Seventy-five years ago, the United Nations were born from the ashes of the Second World War. Iraq was present at this moment, then a young state yet one with an immensely rich history. As a founding member of the United Nations, Iraq played a role in shaping the shared future of humanity.
Like the Iraqi people, the United Nations were not spared the effects of the conflicts that buffeted the country. On 19 August 2003, the United Nations headquarters in Baghdad was devastated by a massive bomb. This was sadly only one of the countless explosions that ravaged the Iraqi capital over the years of conflict, but it impacted the United Nations in a way few attacks did before or have since. Twenty-two of our colleagues were killed and more than 150 were wounded. Among those who lost their lives was my predecessor, the Special Envoy of the UN Secretary-General, Sergio Vieira de Mello. This date remains etched in our common memory.
Through our presence on the ground, the UN Assistance Mission for Iraq (UNAMI) and the Agencies, Funds and Programmes, in close coordination with successive governments, helped mobilize international support for the country as it faced many daunting challenges. These efforts continue to this day.
When Da’esh seized large parts of the country in 2014, driving millions of Iraqis out of their homes, the UN mounted an enormous effort to protect, shelter, feed and look after the health of displaced communities and ensure their safe and dignified return after the conflict. Billions of dollars were raised and spent on humanitarian assistance, stabilization, reconstruction and development. Efforts also focused on addressing human rights, justice and accountability, gender equality and supporting the political and electoral processes, as well as many diverse programmes in such essential fields as public health, the environment, education and sustainable development.
Today, more than ever, we remain strongly united.

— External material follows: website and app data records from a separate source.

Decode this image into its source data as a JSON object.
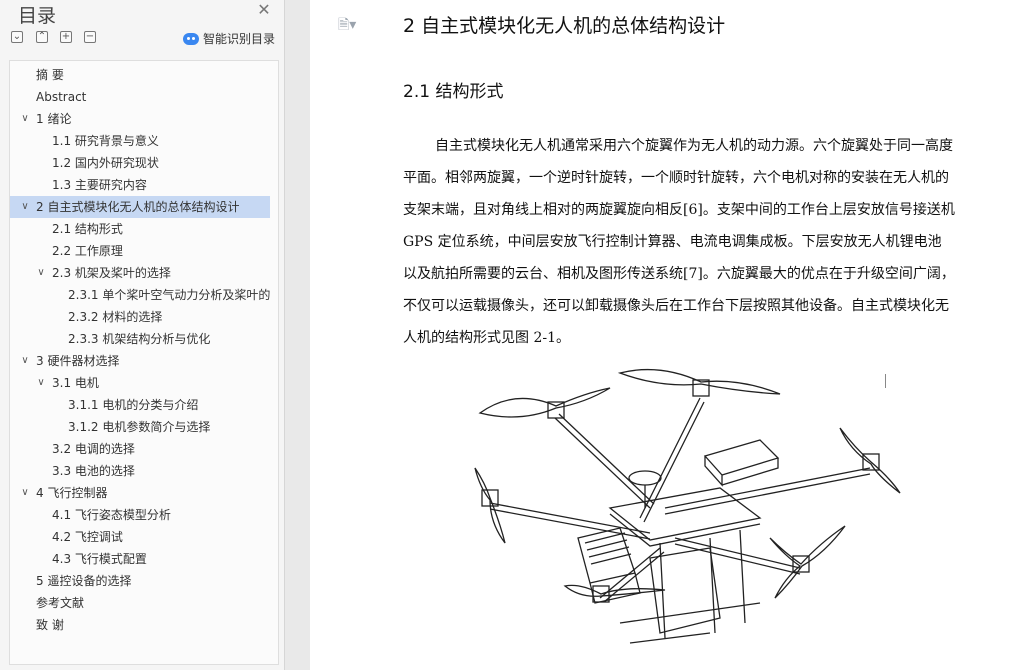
{
  "sidebar": {
    "title": "目录",
    "smart_label": "智能识别目录",
    "toc": [
      {
        "label": "摘  要",
        "level": 1,
        "caret": "",
        "selected": false
      },
      {
        "label": "Abstract",
        "level": 1,
        "caret": "",
        "selected": false
      },
      {
        "label": "1  绪论",
        "level": 1,
        "caret": "∨",
        "selected": false
      },
      {
        "label": "1.1  研究背景与意义",
        "level": 2,
        "caret": "",
        "selected": false
      },
      {
        "label": "1.2  国内外研究现状",
        "level": 2,
        "caret": "",
        "selected": false
      },
      {
        "label": "1.3  主要研究内容",
        "level": 2,
        "caret": "",
        "selected": false
      },
      {
        "label": "2 自主式模块化无人机的总体结构设计",
        "level": 1,
        "caret": "∨",
        "selected": true
      },
      {
        "label": "2.1 结构形式",
        "level": 2,
        "caret": "",
        "selected": false
      },
      {
        "label": "2.2 工作原理",
        "level": 2,
        "caret": "",
        "selected": false
      },
      {
        "label": "2.3 机架及桨叶的选择",
        "level": 2,
        "caret": "∨",
        "selected": false
      },
      {
        "label": "2.3.1 单个桨叶空气动力分析及桨叶的选择",
        "level": 3,
        "caret": "",
        "selected": false
      },
      {
        "label": "2.3.2 材料的选择",
        "level": 3,
        "caret": "",
        "selected": false
      },
      {
        "label": "2.3.3 机架结构分析与优化",
        "level": 3,
        "caret": "",
        "selected": false
      },
      {
        "label": "3 硬件器材选择",
        "level": 1,
        "caret": "∨",
        "selected": false
      },
      {
        "label": "3.1 电机",
        "level": 2,
        "caret": "∨",
        "selected": false
      },
      {
        "label": "3.1.1 电机的分类与介绍",
        "level": 3,
        "caret": "",
        "selected": false
      },
      {
        "label": "3.1.2 电机参数简介与选择",
        "level": 3,
        "caret": "",
        "selected": false
      },
      {
        "label": "3.2 电调的选择",
        "level": 2,
        "caret": "",
        "selected": false
      },
      {
        "label": "3.3 电池的选择",
        "level": 2,
        "caret": "",
        "selected": false
      },
      {
        "label": "4 飞行控制器",
        "level": 1,
        "caret": "∨",
        "selected": false
      },
      {
        "label": "4.1 飞行姿态模型分析",
        "level": 2,
        "caret": "",
        "selected": false
      },
      {
        "label": "4.2 飞控调试",
        "level": 2,
        "caret": "",
        "selected": false
      },
      {
        "label": "4.3 飞行模式配置",
        "level": 2,
        "caret": "",
        "selected": false
      },
      {
        "label": "5 遥控设备的选择",
        "level": 1,
        "caret": "",
        "selected": false
      },
      {
        "label": "参考文献",
        "level": 1,
        "caret": "",
        "selected": false
      },
      {
        "label": "致    谢",
        "level": 1,
        "caret": "",
        "selected": false
      }
    ]
  },
  "document": {
    "heading1": "2 自主式模块化无人机的总体结构设计",
    "heading2": "2.1 结构形式",
    "paragraph_lines": [
      "自主式模块化无人机通常采用六个旋翼作为无人机的动力源。六个旋翼处于同一高度",
      "平面。相邻两旋翼，一个逆时针旋转，一个顺时针旋转，六个电机对称的安装在无人机的",
      "支架末端，且对角线上相对的两旋翼旋向相反[6]。支架中间的工作台上层安放信号接送机",
      "GPS 定位系统，中间层安放飞行控制计算器、电流电调集成板。下层安放无人机锂电池",
      "以及航拍所需要的云台、相机及图形传送系统[7]。六旋翼最大的优点在于升级空间广阔，",
      "不仅可以运载摄像头，还可以卸载摄像头后在工作台下层按照其他设备。自主式模块化无",
      "人机的结构形式见图 2-1。"
    ]
  }
}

The World Health Organization (WHO), working hand-in-hand with the authorities from the local to the federal level, is leading UN efforts to combat the COVID-19 pandemic and lessen its impact on the country. Humanitarian assistance to those in need continues. Our electoral team is providing advice and technical support to Iraqi national institutions on the upcoming general elections. Our political efforts continue with a multitude of stakeholders to create an enabling environment that consolidates post-conflict stability, strengthens the economy and invites international investment. Our colleagues advocate for, monitor and report on human rights - including those of children, women, people with disabilities, minorities and other vulnerable groups - and help strengthen government institutions to ensure these rights are realized for all.
Iraqis have contributed immensely to the UN, be it here in Iraq as national staff who are critical to our operations, or internationally, including in senior leadership positions across the UN System. Iraq today is an active participant in many UN programmes and policies globally.
My message to all Iraqis on the 75th anniversary of our organization is that you belong to these United Nations as we belong to you. Let us continue our shared journey, stepping up our joint efforts to live up to the ideals and principles enshrined in the UN Charter.
Let us reaffirm our commitment to these shared values and remain unwavering in our determination to deliver a brighter, more just and prosperous future for all Iraqis.